Then there was this bookstore. I used to know Dallas - all the ways to get here and there - but it's been a while, and it's likely everything's changed quite drastically in the twenty years I've been in Germany. So I've forgotten exactly where it was. I'd like to say it was on the southwest corner of Inwood Rd. and Lover's Lane, but it could be that my memory deceives me. If anyone remembers this store, let me know. I'd appreciate it. Anyway, it was just a little bookshop, but they carried mostly SF, some fantasy, some horror, and some comics. I was working full-time as a secretary at the nearby medical school and studying on my own nickel, so I didn't have a lot of disposable cash, but most of what I had went into that shop, and it wasn't long before I'd run through much of the inventory.

Once you get into graduate level work in whatever field of study you've chosen, you usually begin to run into mentors who are going to help you along.

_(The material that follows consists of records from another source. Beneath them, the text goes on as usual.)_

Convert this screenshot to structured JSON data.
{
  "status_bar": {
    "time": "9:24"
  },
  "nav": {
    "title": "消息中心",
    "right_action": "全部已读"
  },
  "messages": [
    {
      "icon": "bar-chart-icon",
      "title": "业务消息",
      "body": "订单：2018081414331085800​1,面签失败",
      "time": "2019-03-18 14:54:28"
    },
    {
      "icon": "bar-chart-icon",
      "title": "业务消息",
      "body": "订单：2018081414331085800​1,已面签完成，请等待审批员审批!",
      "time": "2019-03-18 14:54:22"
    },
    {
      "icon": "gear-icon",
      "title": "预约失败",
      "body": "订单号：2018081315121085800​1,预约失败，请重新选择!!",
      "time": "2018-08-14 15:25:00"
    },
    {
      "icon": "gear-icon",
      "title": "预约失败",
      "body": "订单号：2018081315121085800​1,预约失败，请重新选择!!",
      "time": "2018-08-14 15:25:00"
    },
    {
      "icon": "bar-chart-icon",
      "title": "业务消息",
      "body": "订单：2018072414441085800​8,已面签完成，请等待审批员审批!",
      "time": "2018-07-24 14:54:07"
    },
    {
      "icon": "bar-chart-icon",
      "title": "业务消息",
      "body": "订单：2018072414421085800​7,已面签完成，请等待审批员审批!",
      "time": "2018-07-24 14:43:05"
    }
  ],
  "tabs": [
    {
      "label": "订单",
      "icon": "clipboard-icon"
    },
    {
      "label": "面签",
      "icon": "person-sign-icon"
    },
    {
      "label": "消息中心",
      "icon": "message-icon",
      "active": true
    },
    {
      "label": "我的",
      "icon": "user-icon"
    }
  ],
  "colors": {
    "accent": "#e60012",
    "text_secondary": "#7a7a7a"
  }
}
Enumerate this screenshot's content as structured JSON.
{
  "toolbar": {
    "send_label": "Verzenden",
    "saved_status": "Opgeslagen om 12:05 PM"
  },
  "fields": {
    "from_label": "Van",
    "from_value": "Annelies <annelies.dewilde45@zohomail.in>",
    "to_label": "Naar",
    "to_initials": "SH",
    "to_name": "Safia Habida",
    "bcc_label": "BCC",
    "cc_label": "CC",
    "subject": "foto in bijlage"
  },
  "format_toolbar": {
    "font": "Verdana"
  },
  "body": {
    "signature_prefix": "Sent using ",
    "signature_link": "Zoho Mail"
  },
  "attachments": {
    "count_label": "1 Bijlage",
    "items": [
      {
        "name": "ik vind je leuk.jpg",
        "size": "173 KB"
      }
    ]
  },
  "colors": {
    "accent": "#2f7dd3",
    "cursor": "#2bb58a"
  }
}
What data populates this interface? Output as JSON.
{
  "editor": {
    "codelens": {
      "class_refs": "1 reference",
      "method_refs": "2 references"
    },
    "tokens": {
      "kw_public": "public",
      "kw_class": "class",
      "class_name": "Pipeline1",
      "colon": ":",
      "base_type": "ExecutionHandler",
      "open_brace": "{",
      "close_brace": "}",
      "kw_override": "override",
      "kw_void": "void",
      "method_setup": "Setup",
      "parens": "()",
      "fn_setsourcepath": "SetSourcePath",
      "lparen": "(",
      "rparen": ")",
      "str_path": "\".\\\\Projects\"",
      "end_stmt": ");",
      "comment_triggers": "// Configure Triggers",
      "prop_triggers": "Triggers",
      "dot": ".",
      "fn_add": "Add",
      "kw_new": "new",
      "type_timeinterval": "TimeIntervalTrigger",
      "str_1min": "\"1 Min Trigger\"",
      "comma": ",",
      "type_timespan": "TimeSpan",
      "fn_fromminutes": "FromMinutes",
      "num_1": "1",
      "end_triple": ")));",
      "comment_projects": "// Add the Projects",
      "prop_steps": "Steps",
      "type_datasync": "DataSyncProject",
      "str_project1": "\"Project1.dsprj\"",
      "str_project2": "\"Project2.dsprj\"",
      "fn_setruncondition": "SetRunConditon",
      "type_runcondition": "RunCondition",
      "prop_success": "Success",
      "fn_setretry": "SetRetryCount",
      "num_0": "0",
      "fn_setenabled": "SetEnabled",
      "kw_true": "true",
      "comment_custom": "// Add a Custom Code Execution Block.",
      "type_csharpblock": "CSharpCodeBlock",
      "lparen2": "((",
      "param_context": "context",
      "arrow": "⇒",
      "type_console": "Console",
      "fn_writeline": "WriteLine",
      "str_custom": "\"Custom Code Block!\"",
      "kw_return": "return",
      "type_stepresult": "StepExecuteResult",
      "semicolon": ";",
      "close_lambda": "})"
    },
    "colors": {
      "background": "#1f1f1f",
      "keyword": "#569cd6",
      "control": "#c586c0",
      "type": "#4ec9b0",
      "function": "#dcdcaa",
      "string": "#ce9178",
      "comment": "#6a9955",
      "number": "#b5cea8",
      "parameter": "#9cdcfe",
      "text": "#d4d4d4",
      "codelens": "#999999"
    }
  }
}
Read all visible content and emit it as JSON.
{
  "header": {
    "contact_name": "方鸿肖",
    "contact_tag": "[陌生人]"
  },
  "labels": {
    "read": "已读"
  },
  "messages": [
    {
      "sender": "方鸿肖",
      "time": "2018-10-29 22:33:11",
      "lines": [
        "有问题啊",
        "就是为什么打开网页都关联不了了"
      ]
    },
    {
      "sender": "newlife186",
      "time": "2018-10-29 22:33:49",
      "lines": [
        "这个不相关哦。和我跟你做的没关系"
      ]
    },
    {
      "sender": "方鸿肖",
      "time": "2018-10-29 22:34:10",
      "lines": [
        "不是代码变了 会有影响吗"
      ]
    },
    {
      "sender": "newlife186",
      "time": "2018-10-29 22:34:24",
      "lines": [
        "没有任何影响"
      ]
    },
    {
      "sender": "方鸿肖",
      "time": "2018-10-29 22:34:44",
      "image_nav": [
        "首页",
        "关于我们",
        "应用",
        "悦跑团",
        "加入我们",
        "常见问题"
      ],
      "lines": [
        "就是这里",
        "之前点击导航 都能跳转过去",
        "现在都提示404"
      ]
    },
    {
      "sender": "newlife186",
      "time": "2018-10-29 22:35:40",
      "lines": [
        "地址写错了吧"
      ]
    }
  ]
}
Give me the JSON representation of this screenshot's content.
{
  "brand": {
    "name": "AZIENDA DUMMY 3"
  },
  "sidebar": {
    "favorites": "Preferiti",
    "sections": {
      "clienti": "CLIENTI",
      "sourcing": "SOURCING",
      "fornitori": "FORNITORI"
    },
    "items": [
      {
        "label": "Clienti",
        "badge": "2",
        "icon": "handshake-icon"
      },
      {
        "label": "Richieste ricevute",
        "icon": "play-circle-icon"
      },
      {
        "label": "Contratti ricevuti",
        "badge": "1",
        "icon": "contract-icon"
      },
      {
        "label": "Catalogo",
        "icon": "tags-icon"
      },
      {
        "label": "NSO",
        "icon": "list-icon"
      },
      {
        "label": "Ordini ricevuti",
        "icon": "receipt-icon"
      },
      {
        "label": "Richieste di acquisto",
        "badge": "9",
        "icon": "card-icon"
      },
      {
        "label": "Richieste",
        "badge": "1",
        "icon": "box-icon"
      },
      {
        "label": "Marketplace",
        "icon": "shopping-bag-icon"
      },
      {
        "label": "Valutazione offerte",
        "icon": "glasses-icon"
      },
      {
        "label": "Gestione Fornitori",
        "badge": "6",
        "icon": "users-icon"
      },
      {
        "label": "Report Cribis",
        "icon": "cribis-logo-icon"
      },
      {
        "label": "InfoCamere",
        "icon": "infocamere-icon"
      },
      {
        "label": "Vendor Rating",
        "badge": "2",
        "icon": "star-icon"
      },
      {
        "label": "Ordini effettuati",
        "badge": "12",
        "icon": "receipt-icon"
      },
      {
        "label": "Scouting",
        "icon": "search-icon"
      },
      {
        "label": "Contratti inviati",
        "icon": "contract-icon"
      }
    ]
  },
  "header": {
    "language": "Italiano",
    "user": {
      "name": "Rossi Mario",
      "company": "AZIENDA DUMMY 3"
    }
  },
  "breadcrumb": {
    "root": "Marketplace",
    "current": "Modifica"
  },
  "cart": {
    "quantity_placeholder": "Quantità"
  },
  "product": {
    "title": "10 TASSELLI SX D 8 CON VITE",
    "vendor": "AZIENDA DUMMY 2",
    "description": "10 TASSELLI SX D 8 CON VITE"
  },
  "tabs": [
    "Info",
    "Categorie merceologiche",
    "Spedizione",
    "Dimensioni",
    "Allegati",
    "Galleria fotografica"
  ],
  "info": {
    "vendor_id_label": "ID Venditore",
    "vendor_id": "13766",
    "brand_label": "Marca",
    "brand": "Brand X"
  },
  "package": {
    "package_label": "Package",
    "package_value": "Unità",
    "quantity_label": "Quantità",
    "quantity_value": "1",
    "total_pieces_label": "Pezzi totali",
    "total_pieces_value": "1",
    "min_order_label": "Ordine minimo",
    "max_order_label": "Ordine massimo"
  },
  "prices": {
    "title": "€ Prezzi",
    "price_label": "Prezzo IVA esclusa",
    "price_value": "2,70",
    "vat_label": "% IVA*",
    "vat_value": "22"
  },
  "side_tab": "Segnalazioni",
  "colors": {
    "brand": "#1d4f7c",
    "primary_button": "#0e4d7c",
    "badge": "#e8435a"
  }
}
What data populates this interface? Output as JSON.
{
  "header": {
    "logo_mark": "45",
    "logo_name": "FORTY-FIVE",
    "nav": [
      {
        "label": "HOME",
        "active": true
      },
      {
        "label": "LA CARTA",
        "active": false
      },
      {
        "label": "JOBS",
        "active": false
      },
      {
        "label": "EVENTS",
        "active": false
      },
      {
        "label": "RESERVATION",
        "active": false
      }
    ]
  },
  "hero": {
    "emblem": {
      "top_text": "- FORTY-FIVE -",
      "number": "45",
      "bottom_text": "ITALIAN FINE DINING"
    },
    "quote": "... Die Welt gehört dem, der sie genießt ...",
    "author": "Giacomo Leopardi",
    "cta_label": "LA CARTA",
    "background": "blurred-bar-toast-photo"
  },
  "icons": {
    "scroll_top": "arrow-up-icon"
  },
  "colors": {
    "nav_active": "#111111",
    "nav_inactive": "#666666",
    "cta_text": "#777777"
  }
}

I was no different and am hugely grateful to all my early mentors in geophysics - all men - including one ex-husband - who helped me along and guided me into my areas of specialization. Well, this bookstore was my speculative fiction mentor. It's shelves guided me deeper into science fiction and fantasy. The best thing about that shop was the completeness of their series. You could be pretty sure if books one and two of a trilogy were available, that they'd have book three shelved with it or would reorder it quickly. That was the only really frustrating thing on my journey through books at that point - finishing book one or two before Monday, before I could go back and buy the next one (Sundays in those days, the shops were usually closed).

I don't remember when that shop closed, but I do remember it as being a very sad thing. Even though most of the bookstore chains at that point carried respectable speculative fiction collections, it wasn't the same. That store was a magical kingdom, created just for me, I always thought. It was on a busy intersection, and had no real foot traffic to speak of. You went in there because you wanted to. There weren't any comfortable chairs to sit and browse books - there weren't any chairs. Just a few aisles with shelves. And a friendly clerk, more often knowledgeable than not.

Even though I was an early reader, self-taught at age four, and always loved reading, if I had to draw a line backwards, however curvy and loopy it turned out to be, that bookstore would be the real starting point for my getting fired up about reading (and writing) the kind of stuff that I do.